____ Records to use

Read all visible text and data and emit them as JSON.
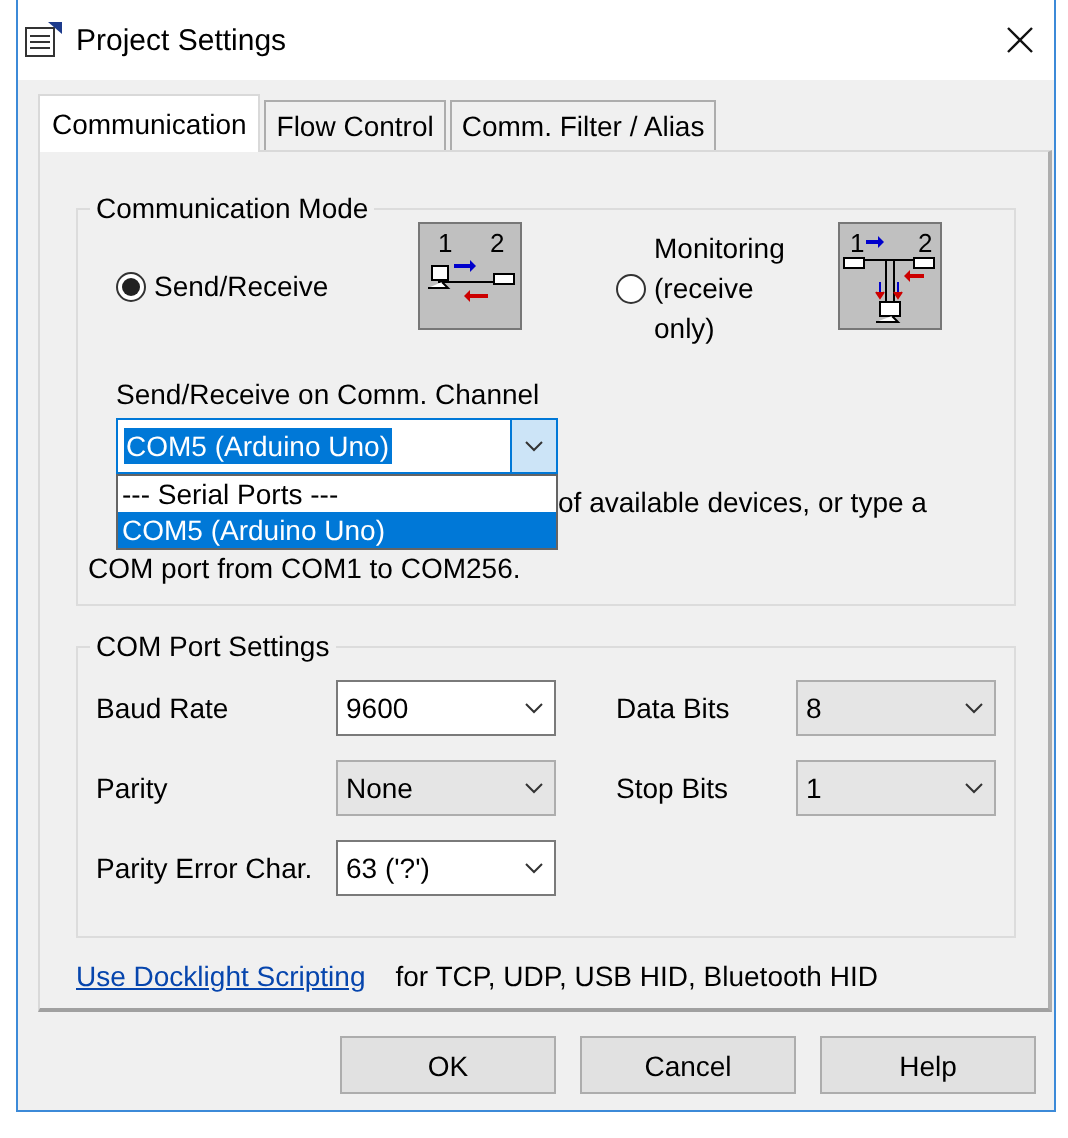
{
  "window": {
    "title": "Project Settings"
  },
  "tabs": [
    {
      "label": "Communication",
      "selected": true
    },
    {
      "label": "Flow Control",
      "selected": false
    },
    {
      "label": "Comm. Filter / Alias",
      "selected": false
    }
  ],
  "communication_mode": {
    "title": "Communication Mode",
    "modes": [
      {
        "label": "Send/Receive",
        "selected": true,
        "kind": "send",
        "diagram_labels": [
          "1",
          "2"
        ]
      },
      {
        "label": "Monitoring (receive only)",
        "selected": false,
        "kind": "monitor",
        "diagram_labels": [
          "1",
          "2"
        ]
      }
    ],
    "channel": {
      "label": "Send/Receive on Comm. Channel",
      "value": "COM5  (Arduino Uno)",
      "focused": true,
      "open": true,
      "options": [
        {
          "text": "--- Serial Ports ---",
          "selected": false
        },
        {
          "text": "COM5  (Arduino Uno)",
          "selected": true
        }
      ]
    },
    "hint_lines": [
      "of available devices, or type a",
      "COM port from COM1 to COM256."
    ]
  },
  "com_port_settings": {
    "title": "COM Port Settings",
    "fields": [
      {
        "label": "Baud Rate",
        "value": "9600",
        "editable": true
      },
      {
        "label": "Data Bits",
        "value": "8",
        "editable": false
      },
      {
        "label": "Parity",
        "value": "None",
        "editable": false
      },
      {
        "label": "Stop Bits",
        "value": "1",
        "editable": false
      },
      {
        "label": "Parity Error Char.",
        "value": "63 ('?')",
        "editable": true
      }
    ]
  },
  "scripting": {
    "link": "Use Docklight Scripting",
    "note": "for TCP, UDP, USB HID, Bluetooth HID"
  },
  "buttons": [
    "OK",
    "Cancel",
    "Help"
  ]
}
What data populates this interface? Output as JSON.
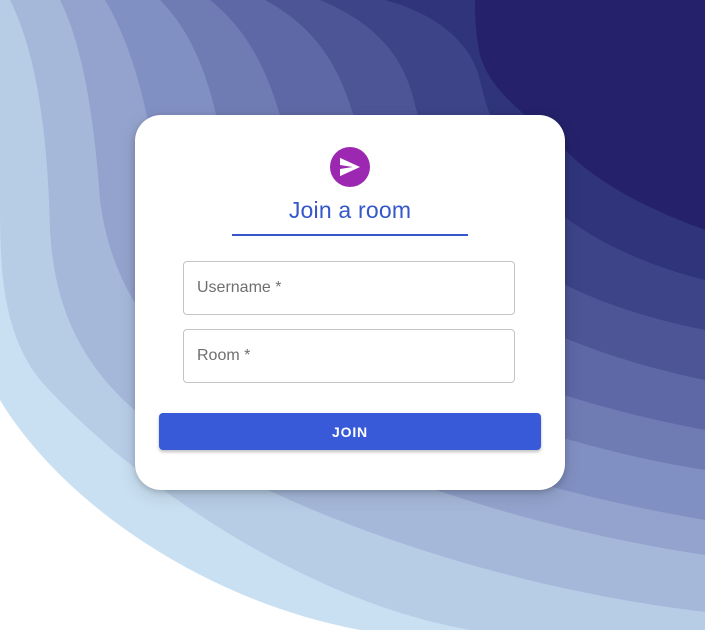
{
  "background": {
    "colors": [
      "#c9e0f2",
      "#b6cde6",
      "#a3b6d8",
      "#91a2cc",
      "#7f8bbd",
      "#6d76ad",
      "#5a629d",
      "#4a518e",
      "#3a3f7f",
      "#2c2f70",
      "#24226a"
    ]
  },
  "card": {
    "logo_icon": "send-icon",
    "logo_color": "#9c27b0",
    "title": "Join a room",
    "accent_color": "#3557c9"
  },
  "form": {
    "username_placeholder": "Username *",
    "username_value": "",
    "room_placeholder": "Room *",
    "room_value": "",
    "join_label": "JOIN",
    "join_color": "#385ad8"
  }
}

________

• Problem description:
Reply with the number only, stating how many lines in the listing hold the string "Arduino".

• Response to this exercise:
2